entitled to the assumption of truth.” Id.
(quoting Iqbal, 556 U.S. at 679). Finally, where the
complaint includes well-pleaded factual allegations, the
Court “should assume their veracity and then determine
whether they plausibly give rise to an entitlement to
relief.” Id. (quoting Iqbal, 556 U.S.
at 679). The Court should “construe truths in the light
most favorable to the plaintiff, and then draw all reasonable
inferences from them.” Id. at 791.
1983 imposes civil liability on any person who, acting under
the color of state law, deprives another person of rights,
privileges or immunities secured by the Constitution or laws
of the United States. Shuman ex rel. Shertzer v. Penn
Manor Sch. Dist., 422 F.3d 141, 146 (3d Cir. 2005)
(citing Gruenke v. Seip, 225 F.3d 290, 298 (3d Cir.

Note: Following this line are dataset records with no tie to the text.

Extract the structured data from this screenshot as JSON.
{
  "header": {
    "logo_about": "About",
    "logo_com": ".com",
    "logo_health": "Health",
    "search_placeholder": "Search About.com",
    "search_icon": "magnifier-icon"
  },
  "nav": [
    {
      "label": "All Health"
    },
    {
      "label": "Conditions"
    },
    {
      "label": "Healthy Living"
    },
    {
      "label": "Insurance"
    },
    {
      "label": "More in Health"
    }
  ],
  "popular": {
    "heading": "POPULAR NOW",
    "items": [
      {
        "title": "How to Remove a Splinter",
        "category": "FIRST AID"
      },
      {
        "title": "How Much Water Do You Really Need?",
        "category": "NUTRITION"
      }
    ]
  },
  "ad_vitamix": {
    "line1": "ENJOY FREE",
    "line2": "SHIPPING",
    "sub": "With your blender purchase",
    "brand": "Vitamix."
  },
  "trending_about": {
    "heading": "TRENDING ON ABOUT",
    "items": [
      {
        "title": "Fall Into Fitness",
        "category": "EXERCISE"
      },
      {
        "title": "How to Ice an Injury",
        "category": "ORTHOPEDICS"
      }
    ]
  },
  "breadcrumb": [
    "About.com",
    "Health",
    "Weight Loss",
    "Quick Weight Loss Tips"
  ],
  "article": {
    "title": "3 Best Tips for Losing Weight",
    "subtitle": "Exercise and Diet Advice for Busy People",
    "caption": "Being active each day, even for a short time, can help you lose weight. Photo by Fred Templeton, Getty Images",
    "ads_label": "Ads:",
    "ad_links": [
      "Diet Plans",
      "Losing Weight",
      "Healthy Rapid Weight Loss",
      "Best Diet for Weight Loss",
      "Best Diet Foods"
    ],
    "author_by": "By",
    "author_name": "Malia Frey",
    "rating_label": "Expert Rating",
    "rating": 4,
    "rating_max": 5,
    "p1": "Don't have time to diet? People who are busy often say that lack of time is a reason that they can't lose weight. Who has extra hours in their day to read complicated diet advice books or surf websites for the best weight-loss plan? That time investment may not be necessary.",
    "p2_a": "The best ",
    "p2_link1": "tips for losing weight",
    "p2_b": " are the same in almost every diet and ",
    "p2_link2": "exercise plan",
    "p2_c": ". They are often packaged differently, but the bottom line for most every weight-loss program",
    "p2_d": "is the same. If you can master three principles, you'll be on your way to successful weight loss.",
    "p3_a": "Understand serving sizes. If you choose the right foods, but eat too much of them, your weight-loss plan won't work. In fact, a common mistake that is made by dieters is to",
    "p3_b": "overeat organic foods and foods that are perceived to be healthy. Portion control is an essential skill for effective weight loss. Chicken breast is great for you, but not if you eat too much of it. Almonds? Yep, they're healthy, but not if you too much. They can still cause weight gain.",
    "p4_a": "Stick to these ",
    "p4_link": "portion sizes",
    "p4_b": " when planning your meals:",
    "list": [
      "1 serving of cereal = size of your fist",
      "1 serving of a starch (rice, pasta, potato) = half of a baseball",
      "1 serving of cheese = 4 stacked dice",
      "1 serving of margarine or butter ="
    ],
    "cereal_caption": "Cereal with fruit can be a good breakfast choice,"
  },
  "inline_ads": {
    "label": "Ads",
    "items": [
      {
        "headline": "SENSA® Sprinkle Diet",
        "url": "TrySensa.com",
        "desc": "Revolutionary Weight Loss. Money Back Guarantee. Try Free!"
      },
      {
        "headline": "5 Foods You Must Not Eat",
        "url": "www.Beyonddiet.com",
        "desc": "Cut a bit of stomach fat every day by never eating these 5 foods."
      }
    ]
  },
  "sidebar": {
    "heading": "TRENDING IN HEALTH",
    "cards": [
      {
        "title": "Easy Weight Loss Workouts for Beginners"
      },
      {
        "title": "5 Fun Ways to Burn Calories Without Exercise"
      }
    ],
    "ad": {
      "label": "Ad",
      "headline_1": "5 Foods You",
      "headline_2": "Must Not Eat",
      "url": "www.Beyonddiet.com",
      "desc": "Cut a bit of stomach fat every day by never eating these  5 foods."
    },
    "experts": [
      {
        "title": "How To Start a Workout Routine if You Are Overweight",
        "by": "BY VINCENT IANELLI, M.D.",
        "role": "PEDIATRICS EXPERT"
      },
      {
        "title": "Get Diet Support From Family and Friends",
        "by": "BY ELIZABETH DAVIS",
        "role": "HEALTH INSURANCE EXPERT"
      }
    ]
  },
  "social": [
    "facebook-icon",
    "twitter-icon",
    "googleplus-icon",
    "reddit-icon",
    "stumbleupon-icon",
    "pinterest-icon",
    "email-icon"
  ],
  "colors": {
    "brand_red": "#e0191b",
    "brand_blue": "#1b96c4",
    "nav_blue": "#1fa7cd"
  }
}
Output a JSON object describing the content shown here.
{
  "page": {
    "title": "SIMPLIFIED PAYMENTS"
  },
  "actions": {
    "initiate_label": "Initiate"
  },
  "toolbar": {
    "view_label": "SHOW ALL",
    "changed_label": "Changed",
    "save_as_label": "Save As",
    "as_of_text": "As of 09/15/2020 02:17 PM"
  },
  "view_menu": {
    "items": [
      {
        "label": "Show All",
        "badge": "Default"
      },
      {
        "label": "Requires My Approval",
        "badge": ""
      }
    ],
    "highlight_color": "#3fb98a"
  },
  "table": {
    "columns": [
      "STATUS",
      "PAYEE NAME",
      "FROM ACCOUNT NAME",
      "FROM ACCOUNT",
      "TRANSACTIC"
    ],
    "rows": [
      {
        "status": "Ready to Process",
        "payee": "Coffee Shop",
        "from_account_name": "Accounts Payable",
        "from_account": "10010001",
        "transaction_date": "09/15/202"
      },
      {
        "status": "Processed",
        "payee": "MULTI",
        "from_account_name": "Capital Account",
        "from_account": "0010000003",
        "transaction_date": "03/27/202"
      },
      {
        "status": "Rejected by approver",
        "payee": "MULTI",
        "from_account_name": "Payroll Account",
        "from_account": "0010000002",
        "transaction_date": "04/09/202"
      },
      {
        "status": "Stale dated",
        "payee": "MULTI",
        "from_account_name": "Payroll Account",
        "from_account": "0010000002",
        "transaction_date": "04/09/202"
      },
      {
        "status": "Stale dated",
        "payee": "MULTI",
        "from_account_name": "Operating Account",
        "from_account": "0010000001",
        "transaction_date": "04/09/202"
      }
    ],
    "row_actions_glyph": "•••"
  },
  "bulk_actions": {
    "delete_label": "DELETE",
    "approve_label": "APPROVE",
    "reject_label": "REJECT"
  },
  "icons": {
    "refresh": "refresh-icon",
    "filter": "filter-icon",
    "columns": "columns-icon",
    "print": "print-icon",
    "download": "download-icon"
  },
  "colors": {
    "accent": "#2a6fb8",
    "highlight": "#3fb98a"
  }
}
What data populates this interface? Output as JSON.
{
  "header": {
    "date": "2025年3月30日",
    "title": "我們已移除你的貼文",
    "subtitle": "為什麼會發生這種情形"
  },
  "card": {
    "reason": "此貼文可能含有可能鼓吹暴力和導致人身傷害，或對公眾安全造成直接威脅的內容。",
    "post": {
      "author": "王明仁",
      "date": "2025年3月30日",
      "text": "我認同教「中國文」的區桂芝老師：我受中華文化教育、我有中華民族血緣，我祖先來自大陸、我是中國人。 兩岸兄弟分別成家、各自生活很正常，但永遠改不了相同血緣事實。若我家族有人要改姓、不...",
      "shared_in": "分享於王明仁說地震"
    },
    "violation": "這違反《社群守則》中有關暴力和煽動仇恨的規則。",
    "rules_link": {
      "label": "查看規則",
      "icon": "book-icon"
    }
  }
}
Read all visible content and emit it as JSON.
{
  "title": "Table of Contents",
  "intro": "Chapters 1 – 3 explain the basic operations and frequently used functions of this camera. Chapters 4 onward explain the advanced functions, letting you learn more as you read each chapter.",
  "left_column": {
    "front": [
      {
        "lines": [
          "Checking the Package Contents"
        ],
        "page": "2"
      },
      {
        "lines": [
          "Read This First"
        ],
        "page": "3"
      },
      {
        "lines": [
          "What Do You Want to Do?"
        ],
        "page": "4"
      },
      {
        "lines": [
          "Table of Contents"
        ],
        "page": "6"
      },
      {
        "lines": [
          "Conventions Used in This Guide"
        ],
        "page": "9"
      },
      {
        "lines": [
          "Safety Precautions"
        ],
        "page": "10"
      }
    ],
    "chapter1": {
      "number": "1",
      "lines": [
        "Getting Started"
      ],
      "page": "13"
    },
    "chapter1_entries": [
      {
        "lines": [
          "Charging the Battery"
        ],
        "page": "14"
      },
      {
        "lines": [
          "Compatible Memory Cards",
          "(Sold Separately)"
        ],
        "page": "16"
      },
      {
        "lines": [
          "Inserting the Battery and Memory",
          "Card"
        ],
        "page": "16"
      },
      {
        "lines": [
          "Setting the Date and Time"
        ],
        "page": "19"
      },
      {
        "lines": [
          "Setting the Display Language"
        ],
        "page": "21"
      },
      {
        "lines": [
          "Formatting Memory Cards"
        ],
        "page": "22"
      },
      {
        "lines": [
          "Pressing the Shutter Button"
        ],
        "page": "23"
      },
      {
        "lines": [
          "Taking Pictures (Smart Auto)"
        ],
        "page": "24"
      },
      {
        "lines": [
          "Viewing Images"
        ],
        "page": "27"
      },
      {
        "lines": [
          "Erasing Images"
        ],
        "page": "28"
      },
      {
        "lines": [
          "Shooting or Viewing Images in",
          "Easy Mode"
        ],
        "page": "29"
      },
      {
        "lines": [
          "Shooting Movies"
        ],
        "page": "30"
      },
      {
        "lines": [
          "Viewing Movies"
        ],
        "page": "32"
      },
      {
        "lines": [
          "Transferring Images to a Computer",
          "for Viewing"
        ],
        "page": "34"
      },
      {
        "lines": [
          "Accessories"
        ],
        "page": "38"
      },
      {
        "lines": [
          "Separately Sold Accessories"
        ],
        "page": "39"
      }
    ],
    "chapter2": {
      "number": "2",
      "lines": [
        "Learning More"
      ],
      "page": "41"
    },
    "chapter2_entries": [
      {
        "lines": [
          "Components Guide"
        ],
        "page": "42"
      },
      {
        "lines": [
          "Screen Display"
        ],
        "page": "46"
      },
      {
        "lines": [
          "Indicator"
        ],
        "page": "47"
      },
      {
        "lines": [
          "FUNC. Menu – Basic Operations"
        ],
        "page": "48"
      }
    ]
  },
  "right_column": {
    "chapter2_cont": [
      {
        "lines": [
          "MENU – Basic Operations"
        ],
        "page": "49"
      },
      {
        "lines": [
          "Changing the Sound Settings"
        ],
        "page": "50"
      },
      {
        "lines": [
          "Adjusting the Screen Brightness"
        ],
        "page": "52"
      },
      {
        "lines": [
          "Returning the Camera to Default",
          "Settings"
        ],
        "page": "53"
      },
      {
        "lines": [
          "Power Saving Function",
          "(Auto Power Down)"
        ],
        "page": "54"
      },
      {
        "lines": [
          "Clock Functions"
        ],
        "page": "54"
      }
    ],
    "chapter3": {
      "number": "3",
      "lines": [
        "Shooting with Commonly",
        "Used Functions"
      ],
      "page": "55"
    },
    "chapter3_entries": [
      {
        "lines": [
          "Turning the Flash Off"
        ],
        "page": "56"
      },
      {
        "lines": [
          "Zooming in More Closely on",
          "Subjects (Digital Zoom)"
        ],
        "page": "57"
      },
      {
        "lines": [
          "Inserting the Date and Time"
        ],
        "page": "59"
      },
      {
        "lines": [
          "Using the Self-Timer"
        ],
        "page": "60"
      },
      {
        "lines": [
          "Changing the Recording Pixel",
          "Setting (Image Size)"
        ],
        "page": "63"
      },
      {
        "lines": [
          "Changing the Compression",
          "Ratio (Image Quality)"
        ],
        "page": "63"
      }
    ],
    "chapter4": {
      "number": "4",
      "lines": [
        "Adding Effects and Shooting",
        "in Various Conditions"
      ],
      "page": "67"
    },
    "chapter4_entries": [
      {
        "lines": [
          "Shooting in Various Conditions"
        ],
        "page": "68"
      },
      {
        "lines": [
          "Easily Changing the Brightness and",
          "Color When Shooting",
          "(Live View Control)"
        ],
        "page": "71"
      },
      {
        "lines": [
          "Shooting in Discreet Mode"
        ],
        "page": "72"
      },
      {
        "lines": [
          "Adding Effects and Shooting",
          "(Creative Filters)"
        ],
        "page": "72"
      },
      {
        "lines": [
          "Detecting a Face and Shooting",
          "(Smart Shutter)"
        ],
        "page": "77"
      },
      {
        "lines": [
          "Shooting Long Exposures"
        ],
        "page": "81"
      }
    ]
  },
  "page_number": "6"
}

2000)). Section 1983 does not create substantive rights; it
provides a remedy for the violation of federal constitutional
or statutory rights. Id.
§ 1983 claim against a municipality may proceed in two
ways: the plaintiff may allege that an unconstitutional
municipal policy or custom led to his injuries or that his
injuries were caused by a failure or inadequacy by the
municipality that reflects a deliberate or conscious choice.
Forrest v. Parry, 930 F.3d 93, 105 (3d Cir. 2019)
(citing Estate of Roman v. City of Newark, 914 F.3d
789, 798-99 (3d Cir. 2019)). A plaintiff alleging an
unconstitutional policy must point to “an official
proclamation, policy or edict by a decisionmaker possessing
final authority to establish municipal policy on the relevant
subject.” Id. A plaintiff alleging an
unconstitutional custom “must evince a given course of
conduct so well-settled and permanent as to virtually
constitute law.” Id. (citing Estate of
Roman, 914 F.3d at 798). The plaintiff must also allege
that the policy or custom was the proximate cause of his
injuries by demonstrating an “affirmative link”
between the policy or custom and the constitutional
violation. Estate of Roman, 914 F.3d at 798 (citing
Kneipp v. Tedder, 95 F.3d 1199, 1213 (3d Cir. 1996)
and quoting Bielevicz v. Dubinon, 915 F.2d 845, 850
(3d Cir. 1990)). A plaintiff alleging that his injuries were
caused by a failure or inadequacy by the municipality must
demonstrate “(1) municipal policymakers know that
employees will confront a particular situation, (2) the
situation involves a difficult choice or a history of
employees mishandling, and (3) the wrong choice by an
employee will frequently cause deprivation of constitutional
rights.” Forrest, 930 F.3d at 106 (citing
Estate of Roman, 914 F.3d at 798 and Carter v.
City of Phila., 181 F.3d 339, 357 (3d Cir. 1999)).
of the Amended Complaint alleges that both Defendants are
liable under § 1983 for use of excessive force.
Excessive force claims brought under § 1983 are not
governed by a single generic standard. Graham v.
Connor, 490 U.S. 386, 393 (1989). “In addressing
an excessive force claim brought under § 1983, ”
the Court must first “identify[ ] the specific
constitutional right allegedly infringed by the challenged
application of force.” Id. at 394 (citing
Baker v. McCollan, 443 U.S. 137, 140 (1979)).
“The validity ...